Watch: Giant, illuminating ‘X’ sign taken down from headquarters after massive uproar
The giant and illuminating ‘X’ sign atop former Twitter’s San Francisco headquarters was dismantled on Monday (July 31) morning days after it was installed, following complaints about its safety and lack of permit.
Over the weekend, the San Francisco Department of Building Inspection received 24 complaints about the sign including "concerns about its structural safety and illumination”.
"I thought it was lightning, and I was very confused. I went to my window, I looked around, I didn't see anything. I thought it was maybe a police siren," resident Patricia Wallinga, who lives across the street, told CBS News.
After the rebranding announcement on July 23, the ‘X’ logo was hurriedly erected atop the building and was partly supported by sandbags.

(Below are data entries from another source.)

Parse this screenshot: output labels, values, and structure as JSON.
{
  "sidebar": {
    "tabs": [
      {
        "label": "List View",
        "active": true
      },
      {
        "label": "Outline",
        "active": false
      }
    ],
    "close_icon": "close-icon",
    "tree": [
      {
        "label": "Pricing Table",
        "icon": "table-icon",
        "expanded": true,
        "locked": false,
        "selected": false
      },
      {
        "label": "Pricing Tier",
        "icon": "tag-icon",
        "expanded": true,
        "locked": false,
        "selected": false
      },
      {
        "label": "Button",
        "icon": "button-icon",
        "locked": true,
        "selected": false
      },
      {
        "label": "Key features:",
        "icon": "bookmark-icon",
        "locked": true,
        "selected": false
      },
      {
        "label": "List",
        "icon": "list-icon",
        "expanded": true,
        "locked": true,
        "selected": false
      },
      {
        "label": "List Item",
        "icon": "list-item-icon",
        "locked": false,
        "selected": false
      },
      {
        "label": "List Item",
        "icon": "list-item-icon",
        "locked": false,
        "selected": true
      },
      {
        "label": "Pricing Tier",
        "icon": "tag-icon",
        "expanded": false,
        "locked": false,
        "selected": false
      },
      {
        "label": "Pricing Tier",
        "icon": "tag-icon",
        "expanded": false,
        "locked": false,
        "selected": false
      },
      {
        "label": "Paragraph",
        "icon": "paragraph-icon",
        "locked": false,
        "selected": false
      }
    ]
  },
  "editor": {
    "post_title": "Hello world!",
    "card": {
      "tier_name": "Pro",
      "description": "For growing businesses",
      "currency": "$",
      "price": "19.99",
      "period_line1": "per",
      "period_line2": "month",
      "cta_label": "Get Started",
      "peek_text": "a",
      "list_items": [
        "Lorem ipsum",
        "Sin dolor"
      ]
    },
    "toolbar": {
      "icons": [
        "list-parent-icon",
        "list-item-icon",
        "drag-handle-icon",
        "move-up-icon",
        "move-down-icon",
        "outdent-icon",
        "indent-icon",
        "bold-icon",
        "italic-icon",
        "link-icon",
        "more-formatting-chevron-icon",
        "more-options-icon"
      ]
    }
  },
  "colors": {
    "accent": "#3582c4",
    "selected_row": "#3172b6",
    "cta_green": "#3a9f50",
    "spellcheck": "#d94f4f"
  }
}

Last week, the San Francisco police stopped workers from removing Twitter’s bird and vertical logo from the side of the building, saying they had not taped off the sidewalk to keep pedestrians safe if anything fell.
On Friday, Musk installed a giant X on top of Twitter’s building, which according to nearby residents beamed white light into their apartments.

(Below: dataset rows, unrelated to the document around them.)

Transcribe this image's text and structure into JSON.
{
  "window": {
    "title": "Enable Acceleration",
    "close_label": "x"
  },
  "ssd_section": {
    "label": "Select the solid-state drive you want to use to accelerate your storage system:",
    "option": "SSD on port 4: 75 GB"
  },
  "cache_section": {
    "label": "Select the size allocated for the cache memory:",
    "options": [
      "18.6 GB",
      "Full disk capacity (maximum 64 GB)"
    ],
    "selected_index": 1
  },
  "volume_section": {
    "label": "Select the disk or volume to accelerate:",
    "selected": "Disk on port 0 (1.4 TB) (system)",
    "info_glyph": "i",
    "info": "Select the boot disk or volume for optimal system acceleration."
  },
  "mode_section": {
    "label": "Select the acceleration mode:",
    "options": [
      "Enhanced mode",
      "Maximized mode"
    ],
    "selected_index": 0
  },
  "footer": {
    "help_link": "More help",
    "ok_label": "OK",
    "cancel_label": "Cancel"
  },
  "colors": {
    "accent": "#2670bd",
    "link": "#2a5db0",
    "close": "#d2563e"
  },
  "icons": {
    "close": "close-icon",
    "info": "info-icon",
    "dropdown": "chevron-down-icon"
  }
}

Later, the city opened a complaint and launched a probe on the day the sign went up after it deemed X “unsafe” because it was built without a safety permit.
“Any replacement letters or symbols would require a permit to ensure consistency with the historic nature of the building and to make sure additions are safely attached to the sign," a spokesperson for the Department of Building Inspection told The Associated Press.
Department of Building Inspection spokesperson Patrick Hannan said that a city inspector tried to get to the building's roof when the complaints started pouring in but he was denied access twice.
In an interview with The Verge, Hannan said that no permit is needed to take down the logo but, "due to safety concerns, the permit can be secured after the structure is taken down."
He said that the building’s owner would be fined for “building permits for the installation and removal of the structure” and to cover the department’s inspection and investigation costs.